— Your instructions —
In the records that follow, locate every line with "title" and extract it.

— Extracted entries —
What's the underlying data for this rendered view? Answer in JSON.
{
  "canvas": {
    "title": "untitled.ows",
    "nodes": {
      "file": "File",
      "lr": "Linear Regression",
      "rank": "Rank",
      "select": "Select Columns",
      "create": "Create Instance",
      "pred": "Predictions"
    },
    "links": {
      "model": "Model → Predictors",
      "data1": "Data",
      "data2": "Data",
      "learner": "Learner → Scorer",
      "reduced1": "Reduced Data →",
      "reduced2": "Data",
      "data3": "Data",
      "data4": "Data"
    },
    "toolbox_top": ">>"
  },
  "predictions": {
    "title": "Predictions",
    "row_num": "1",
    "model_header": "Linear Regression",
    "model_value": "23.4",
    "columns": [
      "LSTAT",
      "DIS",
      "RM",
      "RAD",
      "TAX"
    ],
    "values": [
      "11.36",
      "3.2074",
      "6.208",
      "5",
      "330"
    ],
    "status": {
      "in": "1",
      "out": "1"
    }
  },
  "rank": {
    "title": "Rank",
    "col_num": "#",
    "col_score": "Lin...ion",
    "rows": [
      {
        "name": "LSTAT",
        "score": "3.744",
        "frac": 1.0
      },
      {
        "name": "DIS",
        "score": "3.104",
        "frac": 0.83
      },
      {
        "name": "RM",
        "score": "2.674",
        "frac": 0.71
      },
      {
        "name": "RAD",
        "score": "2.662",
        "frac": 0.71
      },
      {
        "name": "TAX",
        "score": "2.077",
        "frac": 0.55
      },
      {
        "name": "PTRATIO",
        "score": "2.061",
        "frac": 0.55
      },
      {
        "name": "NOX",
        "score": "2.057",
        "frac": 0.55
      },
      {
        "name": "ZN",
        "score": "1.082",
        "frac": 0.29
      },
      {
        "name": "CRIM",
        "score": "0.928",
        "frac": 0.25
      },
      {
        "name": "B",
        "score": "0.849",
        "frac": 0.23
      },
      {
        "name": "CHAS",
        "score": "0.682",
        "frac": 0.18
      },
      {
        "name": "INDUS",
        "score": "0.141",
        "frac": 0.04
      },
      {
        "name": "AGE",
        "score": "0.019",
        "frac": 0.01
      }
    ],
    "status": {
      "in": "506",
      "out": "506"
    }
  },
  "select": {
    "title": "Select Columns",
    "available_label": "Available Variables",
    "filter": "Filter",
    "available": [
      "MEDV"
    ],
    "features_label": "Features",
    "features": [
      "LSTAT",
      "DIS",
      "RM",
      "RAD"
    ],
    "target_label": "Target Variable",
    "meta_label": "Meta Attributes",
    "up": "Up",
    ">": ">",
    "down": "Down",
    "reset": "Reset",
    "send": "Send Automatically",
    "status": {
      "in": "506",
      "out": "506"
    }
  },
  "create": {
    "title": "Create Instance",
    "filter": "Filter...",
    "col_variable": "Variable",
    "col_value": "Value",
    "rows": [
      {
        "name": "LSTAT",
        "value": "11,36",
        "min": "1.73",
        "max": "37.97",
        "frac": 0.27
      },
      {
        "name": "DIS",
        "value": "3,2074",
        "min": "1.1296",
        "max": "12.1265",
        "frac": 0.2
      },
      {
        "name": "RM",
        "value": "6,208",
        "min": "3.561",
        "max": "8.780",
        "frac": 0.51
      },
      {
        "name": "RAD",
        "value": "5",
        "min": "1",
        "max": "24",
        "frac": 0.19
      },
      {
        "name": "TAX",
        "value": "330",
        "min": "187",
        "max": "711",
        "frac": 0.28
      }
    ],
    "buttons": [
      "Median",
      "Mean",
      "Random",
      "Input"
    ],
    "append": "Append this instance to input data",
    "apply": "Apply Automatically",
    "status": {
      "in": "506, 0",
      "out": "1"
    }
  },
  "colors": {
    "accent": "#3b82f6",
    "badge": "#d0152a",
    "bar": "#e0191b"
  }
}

— Exercise response —
    "title": "untitled.ows",
    "title": "Predictions",
    "title": "Rank",
    "title": "Select Columns",
    "title": "Create Instance",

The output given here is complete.